▶ [Exercise details]:
Tell me, please, how many lines in the records below include the word "Agriculture". Give no more than the number.

▶ [Data for analysis]:
----------

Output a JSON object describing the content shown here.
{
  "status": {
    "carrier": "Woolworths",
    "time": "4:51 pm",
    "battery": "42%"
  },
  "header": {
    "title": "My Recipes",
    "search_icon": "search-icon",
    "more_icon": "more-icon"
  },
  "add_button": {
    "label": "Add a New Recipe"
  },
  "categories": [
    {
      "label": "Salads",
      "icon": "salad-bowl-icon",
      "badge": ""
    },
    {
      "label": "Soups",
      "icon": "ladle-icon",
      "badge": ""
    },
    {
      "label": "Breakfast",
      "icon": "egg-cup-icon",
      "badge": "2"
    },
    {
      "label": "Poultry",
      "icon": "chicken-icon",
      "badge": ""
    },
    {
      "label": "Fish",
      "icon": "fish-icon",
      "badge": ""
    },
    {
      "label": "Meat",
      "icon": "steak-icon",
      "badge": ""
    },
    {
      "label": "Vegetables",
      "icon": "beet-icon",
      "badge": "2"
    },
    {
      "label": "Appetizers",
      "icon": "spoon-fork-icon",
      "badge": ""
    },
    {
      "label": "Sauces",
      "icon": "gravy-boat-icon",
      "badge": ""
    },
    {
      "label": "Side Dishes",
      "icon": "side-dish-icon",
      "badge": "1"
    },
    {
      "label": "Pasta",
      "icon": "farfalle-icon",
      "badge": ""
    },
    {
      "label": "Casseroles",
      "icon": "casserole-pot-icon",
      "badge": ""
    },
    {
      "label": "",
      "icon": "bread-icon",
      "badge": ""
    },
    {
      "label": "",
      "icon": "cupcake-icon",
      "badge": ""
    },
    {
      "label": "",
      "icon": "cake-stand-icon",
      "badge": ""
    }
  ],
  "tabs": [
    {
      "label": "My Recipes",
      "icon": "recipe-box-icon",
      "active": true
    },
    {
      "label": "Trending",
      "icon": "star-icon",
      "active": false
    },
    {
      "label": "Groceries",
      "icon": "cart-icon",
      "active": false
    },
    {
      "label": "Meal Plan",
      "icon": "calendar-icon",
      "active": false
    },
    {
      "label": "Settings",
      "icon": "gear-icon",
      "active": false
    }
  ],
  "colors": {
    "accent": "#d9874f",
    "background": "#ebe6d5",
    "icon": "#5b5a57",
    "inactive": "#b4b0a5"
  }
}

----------

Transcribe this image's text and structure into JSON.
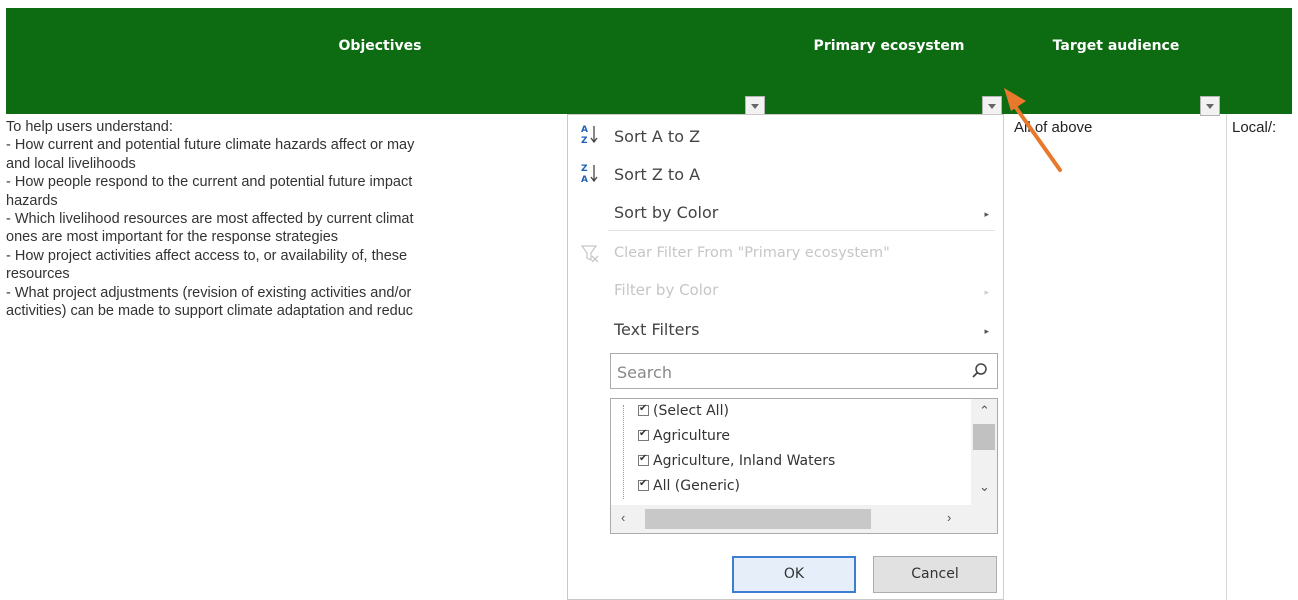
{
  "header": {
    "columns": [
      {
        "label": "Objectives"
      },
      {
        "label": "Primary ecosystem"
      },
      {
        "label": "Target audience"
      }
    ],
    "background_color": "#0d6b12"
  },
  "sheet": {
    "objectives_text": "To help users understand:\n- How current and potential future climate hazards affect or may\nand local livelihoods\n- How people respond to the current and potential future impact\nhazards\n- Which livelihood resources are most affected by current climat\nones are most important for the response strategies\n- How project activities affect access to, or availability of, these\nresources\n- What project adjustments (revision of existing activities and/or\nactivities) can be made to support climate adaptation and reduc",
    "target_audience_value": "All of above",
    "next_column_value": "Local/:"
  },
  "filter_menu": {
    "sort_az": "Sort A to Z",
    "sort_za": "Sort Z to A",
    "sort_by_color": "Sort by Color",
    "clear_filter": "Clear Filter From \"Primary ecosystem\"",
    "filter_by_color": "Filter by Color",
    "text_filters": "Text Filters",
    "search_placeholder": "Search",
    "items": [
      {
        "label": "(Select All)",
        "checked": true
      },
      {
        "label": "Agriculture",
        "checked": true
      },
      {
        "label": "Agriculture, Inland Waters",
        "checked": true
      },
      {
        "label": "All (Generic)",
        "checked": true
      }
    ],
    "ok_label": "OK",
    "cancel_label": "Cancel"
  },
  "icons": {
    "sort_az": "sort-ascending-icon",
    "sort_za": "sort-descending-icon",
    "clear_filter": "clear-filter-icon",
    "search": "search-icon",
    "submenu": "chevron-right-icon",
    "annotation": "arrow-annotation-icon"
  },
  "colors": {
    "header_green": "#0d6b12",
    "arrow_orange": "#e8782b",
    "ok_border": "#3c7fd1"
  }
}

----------

▶ [Response area]:
2